Saturday, 2 April 2011
Terrorists among us
There is nothing as frustrating in life as trying to inspire a cynic.
You approach them all bubbly and warm, full of laughter and promise. Your voice is loud and soulful but no matter how hard you try, it gradually sinks into your coconut, that it is too little, too late to save them.
Too much water has passed under the bridge. Many people have broken their hearts. Friends and lovers have deserted them. They’ve lost much money. They’ve lost dignity. All because they were once “foolish” enough to trust. They read William Shakespeare’s “The nearer in blood, the nearer bloody”, or the Akan proverb “The insect that stings you is the one in your cloth” and they nod their heads fully in agreement. They see a young couple who are all over each other and they sneer secretly at their ignorant bliss.

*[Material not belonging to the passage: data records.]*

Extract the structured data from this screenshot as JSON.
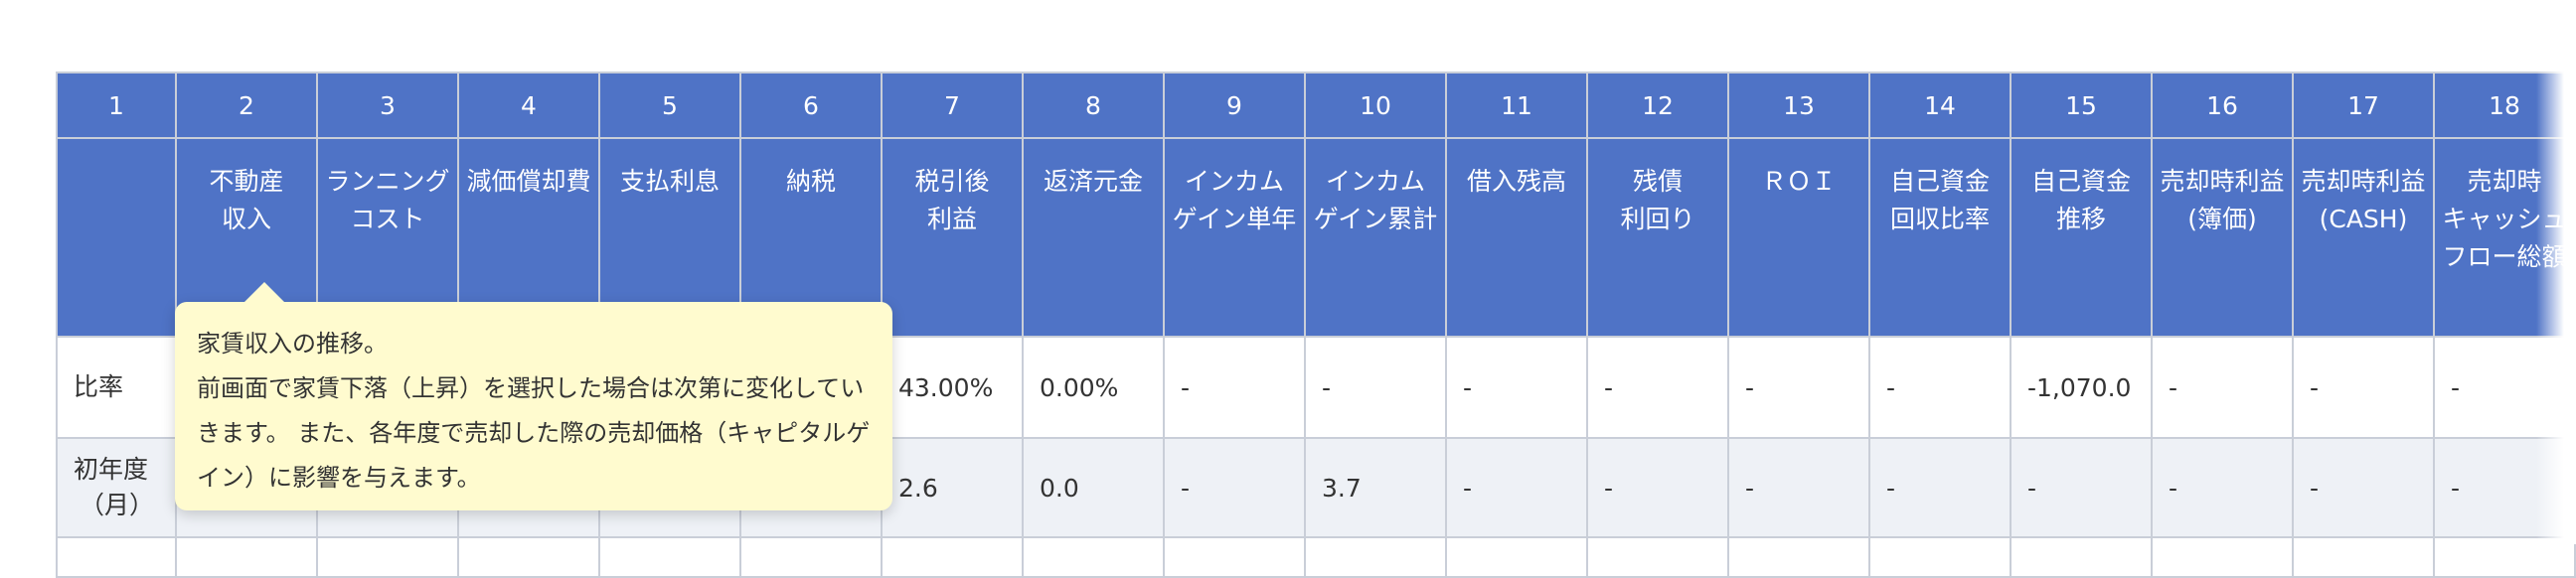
{
  "columns": [
    {
      "num": "1",
      "lines": []
    },
    {
      "num": "2",
      "lines": [
        "不動産",
        "収入"
      ]
    },
    {
      "num": "3",
      "lines": [
        "ランニング",
        "コスト"
      ]
    },
    {
      "num": "4",
      "lines": [
        "減価償却費"
      ]
    },
    {
      "num": "5",
      "lines": [
        "支払利息"
      ]
    },
    {
      "num": "6",
      "lines": [
        "納税"
      ]
    },
    {
      "num": "7",
      "lines": [
        "税引後",
        "利益"
      ]
    },
    {
      "num": "8",
      "lines": [
        "返済元金"
      ]
    },
    {
      "num": "9",
      "lines": [
        "インカム",
        "ゲイン単年"
      ]
    },
    {
      "num": "10",
      "lines": [
        "インカム",
        "ゲイン累計"
      ]
    },
    {
      "num": "11",
      "lines": [
        "借入残高"
      ]
    },
    {
      "num": "12",
      "lines": [
        "残債",
        "利回り"
      ]
    },
    {
      "num": "13",
      "lines": [
        "ＲＯＩ"
      ]
    },
    {
      "num": "14",
      "lines": [
        "自己資金",
        "回収比率"
      ]
    },
    {
      "num": "15",
      "lines": [
        "自己資金",
        "推移"
      ]
    },
    {
      "num": "16",
      "lines": [
        "売却時利益",
        "(簿価)"
      ]
    },
    {
      "num": "17",
      "lines": [
        "売却時利益",
        "(CASH)"
      ]
    },
    {
      "num": "18",
      "lines": [
        "売却時",
        "キャッシュ",
        "フロー総額"
      ]
    }
  ],
  "rows": [
    {
      "label": [
        "比率"
      ],
      "cells": [
        "",
        "",
        "",
        "",
        "",
        "43.00%",
        "0.00%",
        "-",
        "-",
        "-",
        "-",
        "-",
        "-",
        "-1,070.0",
        "-",
        "-",
        "-"
      ]
    },
    {
      "label": [
        "初年度",
        "（月）"
      ],
      "cells": [
        "",
        "",
        "",
        "",
        "",
        "2.6",
        "0.0",
        "-",
        "3.7",
        "-",
        "-",
        "-",
        "-",
        "-",
        "-",
        "-",
        "-"
      ]
    },
    {
      "label": [
        ""
      ],
      "cells": [
        "",
        "",
        "",
        "",
        "",
        "",
        "",
        "",
        "",
        "",
        "",
        "",
        "",
        "",
        "",
        "",
        ""
      ]
    }
  ],
  "tooltip": {
    "lines": [
      "家賃収入の推移。",
      "前画面で家賃下落（上昇）を選択した場合は次第に変化してい",
      "きます。 また、各年度で売却した際の売却価格（キャピタルゲ",
      "イン）に影響を与えます。"
    ]
  },
  "colors": {
    "header_bg": "#4f73c6",
    "tooltip_bg": "#fffbcf"
  }
}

But no matter how many reasons we find to justify a cynical, pessimistic, gloomy outlook on life, the truth is, we only become cynical when we refuse to look at the whole picture. We zoom in too tight to the darker parts of the canvas but there is more to the stories of our lives. Can we zoom out a bit more? Dust off your wide angle lens and look again.
True, we will always have the terrorists among us. They are often family. Friends. Business associates. Colleagues. Leaders. Pastors. Counsellors. Teachers. Terrorists are rarely strangers. They are often this calm breeze we’ve come to trust. We take off our shirts and bare our hearts out to them; and just when we start getting comfortable, out of the blue, they blow out our candles and the flame in our eyes dies; and all we see is darkness. Not every mad person you see on the street was a drug addict. Actually many of them are victims of terror. They are the jilted. The gossiped-about. The black sheep in a family of white elephants. The shamed. The ashamed. The unwanted. The accused. The raped. The lied-about. The scape goat. The misunderstood. You. Me.
No matter what hits us or who betrays us, we get to make a second choice. We can choose to shut down or speed up. The worst thing we can do to ourselves is get stuck. If they weren’t good enough in your past, they aren’t good enough for your future. The surgical knife cuts deep, but sometimes, it is the only way to healing. Face the truth of their unworthiness and move on. Admit your role in the crisis but self-pity won’t change the situation. You don’t need to “end it all”. Move on quickly. As long as you weep, your vision will be blurred. Dry your tears so you can see afresh. The world is full of miracles. You can make it. Can’t you feel the sunshine warming your skin already? Cough out your last lump of tears and get ready for a brand new song.
There will always be terrorists among us. But even more importantly, there is always a second chance. So please start dating again. Juliet is not Rosemary. They are two different women. Sammy and Peter don’t have the same mum. In Akan, we say “just because your child drowned doesn’t mean you have to stop drinking water”. Don’t only learn from your bad experiences. Learn from your positive experiences too. The only way to overcome terror is to unbar your gates and step into the streets again. If they can get you too scared to try again, they’ve succeeded. Don’t let them win. You can win.
Congratulations once again to Accra [dot] Alt and the French Embassy for making it happen this year too. Too many people wanted to piss on t...